Potential mechanisms of macrolide effects are likely related to modulation of inflammatory cytokines, such as interleukin (IL)-5, IL-8, and vascular endothelial growth factor (VEGF). In a prospective cohort study from 2010, Korematsu et al20 showed a correlation between children with severe asthma and high levels of IL-8 and VEGF. Furthermore, that study showed that low-dose erythromycin significantly improved clinical symptoms and decreased levels of both IL8 and VEGF in children with severe asthma, but not in children with mild to moderate asthma.20 In a cross-sectional controlled study performed in 2011, Lin et al21 showed that children with asthma produced significantly higher levels of IL-5 compared with children without asthma, and addition of azithromycin significantly decreased IL-5 levels in a dose-dependent fashion. In the present study, the most severely affected children, ie, those who were dependent on oral corticosteroids, saw the most benefit from macrolide therapy, a result that is likely related to the pathophysiology observed in the Korematsu et al20 study. It is unclear why children but not adults (as determined by a Cochrane review18) show significant steroid-sparing effects from adjunctive macrolide therapy. The common saying may be appropriate here, ie, that “children are not simply young adults”.

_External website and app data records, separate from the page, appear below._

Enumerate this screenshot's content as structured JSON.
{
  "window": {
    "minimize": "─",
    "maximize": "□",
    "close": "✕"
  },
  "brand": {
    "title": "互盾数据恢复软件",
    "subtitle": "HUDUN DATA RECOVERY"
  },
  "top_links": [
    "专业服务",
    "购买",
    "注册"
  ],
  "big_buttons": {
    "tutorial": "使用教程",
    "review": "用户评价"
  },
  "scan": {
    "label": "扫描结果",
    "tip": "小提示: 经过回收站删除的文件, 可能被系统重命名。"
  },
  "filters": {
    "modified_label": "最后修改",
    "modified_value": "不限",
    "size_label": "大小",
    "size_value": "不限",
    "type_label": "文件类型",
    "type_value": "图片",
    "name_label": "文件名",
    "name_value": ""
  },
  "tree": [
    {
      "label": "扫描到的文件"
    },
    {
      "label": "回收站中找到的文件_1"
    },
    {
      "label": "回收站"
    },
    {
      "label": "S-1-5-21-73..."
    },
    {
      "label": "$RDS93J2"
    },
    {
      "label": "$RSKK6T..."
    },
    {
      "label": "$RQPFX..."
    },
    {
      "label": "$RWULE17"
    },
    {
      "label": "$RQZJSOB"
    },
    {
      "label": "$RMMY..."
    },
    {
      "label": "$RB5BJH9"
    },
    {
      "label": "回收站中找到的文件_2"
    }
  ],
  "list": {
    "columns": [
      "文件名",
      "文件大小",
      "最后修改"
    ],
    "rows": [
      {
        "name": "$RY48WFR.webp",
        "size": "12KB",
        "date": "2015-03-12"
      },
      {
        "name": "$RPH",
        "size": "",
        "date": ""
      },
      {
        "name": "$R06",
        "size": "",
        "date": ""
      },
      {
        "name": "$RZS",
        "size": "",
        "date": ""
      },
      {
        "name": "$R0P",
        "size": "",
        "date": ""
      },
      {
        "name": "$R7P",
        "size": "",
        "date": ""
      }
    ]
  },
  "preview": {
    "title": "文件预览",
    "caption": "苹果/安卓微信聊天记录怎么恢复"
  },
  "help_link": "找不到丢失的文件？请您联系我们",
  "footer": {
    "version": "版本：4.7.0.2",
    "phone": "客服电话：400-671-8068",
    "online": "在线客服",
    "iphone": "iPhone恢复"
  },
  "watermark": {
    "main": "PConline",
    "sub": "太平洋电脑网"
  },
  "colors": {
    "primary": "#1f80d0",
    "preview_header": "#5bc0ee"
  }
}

The present study has several limitations. First, troleandomycin and methylprednisolone were used in all studies where a steroid-sparing effect was observed. Prior studies have suggested a pharmacokinetic interaction between these two agents that directly increases steroid concentrations.13,22 It is not known whether this same effect exists between other members of the macrolide and corticosteroid classes. Another significant limitation is sample size: our aggregate data analyzed a total of 69 patients from six studies, and four of these (n = 28) were analyzed for steroid-sparing effect. Nevertheless, to the authors’ knowledge, this is the largest sample size to date to have evaluated the effect of macrolides in children with corticosteroid-dependent asthma. Further, the studies were performed many years earlier, in some cases 30 years ago, when definitions and standard of care protocols were different from those used today. Furthermore, although the improvement in FEV1 was statistically significant, it may not necessarily be clinically significant, and future studies should include outcomes, such as responses to an asthma symptom questionnaire and numbers of acute care visits.
In summary, this study demonstrates that macrolides have a steroid-sparing effect in children with steroid-dependent asthma. In addition, we found a direct association between duration of macrolide therapy and magnitude of change in oral corticosteroid dosage before and after therapy. The present study supports the need for a large, randomized, placebo-controlled, crossover trial of a modern macrolide in children with steroid-dependent asthma.
The authors report no conflicts of interest in this work.